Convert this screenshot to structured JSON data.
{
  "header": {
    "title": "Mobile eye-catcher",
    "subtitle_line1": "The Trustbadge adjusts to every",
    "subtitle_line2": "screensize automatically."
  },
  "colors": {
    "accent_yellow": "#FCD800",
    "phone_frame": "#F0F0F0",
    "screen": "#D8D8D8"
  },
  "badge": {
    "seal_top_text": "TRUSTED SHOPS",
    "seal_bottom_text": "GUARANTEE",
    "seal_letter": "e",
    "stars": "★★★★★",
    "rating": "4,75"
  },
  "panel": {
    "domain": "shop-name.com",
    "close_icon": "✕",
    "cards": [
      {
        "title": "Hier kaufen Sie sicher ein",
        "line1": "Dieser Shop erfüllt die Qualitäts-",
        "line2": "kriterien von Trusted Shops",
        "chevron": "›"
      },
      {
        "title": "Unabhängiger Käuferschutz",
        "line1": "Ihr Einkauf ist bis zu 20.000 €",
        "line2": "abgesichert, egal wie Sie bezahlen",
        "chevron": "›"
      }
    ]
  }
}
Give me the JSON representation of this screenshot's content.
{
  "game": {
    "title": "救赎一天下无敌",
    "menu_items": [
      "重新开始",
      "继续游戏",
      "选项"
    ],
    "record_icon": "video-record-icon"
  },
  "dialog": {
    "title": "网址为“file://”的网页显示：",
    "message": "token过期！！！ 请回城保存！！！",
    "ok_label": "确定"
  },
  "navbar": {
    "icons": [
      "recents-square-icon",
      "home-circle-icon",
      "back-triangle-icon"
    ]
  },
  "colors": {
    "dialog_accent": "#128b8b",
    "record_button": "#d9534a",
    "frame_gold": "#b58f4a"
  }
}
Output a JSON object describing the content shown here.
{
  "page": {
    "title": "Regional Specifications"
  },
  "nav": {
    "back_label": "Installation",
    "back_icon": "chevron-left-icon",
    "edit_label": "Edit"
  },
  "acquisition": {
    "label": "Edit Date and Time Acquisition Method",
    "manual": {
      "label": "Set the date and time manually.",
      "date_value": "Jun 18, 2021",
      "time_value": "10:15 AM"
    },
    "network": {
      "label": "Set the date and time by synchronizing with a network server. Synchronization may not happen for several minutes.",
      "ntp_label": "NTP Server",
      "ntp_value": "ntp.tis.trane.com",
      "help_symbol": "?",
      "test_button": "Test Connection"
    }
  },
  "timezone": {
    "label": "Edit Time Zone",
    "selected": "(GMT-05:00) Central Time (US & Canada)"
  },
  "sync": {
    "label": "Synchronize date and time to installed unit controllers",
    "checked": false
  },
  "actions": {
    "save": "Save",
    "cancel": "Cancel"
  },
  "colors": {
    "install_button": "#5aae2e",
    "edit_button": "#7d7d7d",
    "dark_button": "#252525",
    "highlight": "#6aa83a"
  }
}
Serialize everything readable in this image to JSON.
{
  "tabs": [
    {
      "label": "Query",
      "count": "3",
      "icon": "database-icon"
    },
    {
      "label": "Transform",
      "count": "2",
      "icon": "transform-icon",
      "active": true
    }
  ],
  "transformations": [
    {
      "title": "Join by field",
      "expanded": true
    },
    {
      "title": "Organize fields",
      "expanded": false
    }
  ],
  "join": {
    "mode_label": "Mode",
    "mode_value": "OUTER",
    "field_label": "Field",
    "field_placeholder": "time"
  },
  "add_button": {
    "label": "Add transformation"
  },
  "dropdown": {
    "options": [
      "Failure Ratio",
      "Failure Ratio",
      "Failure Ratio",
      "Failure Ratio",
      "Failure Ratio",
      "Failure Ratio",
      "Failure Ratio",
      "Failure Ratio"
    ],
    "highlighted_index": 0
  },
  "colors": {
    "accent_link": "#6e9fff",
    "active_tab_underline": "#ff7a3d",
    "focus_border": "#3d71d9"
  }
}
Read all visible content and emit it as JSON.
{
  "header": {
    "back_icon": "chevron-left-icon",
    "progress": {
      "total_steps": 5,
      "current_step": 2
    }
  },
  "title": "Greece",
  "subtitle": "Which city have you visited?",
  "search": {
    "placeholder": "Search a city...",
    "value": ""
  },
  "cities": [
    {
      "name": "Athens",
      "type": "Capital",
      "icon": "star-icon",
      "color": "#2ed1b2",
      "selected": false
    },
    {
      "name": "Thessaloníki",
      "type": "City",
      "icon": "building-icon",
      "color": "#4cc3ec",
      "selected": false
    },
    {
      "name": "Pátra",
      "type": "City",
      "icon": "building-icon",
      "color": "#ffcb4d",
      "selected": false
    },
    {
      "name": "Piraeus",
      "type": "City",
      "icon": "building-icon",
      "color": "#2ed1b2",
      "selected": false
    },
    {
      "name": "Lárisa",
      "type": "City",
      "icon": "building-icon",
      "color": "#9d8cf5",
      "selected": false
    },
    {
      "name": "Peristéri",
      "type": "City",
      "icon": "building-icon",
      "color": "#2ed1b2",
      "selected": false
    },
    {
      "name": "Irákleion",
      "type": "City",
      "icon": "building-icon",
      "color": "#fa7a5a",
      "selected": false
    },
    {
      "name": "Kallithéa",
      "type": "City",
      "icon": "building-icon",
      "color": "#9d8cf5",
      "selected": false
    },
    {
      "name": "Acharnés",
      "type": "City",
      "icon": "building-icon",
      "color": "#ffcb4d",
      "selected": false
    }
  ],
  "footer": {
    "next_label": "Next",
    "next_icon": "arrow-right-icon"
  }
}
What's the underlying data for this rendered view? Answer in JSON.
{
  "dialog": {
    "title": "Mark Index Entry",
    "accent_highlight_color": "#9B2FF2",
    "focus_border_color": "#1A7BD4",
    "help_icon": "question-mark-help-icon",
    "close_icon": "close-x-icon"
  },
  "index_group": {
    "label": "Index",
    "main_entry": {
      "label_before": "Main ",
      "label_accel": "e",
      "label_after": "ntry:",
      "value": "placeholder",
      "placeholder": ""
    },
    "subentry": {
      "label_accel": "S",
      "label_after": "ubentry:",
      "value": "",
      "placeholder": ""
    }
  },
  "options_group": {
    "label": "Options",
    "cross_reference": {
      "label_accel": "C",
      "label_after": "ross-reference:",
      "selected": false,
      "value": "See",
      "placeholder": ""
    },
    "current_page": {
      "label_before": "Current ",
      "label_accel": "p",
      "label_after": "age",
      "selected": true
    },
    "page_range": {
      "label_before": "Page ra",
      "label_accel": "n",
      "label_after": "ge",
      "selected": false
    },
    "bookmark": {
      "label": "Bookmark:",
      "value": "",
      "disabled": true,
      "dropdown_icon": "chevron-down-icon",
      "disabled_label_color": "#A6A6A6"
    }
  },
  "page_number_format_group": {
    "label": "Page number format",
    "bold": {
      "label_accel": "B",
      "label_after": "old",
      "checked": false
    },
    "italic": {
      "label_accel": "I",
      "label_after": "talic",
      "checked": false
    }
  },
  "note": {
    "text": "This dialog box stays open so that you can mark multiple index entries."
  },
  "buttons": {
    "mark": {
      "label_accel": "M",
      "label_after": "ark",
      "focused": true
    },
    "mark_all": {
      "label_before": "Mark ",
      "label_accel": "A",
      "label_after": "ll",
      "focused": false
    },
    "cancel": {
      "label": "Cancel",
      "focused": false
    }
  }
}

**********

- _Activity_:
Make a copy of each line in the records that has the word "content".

- _Your response_:
Give me the JSON representation of this screenshot's content.
Output a JSON object describing the content shown here.
Read all visible content and emit it as JSON.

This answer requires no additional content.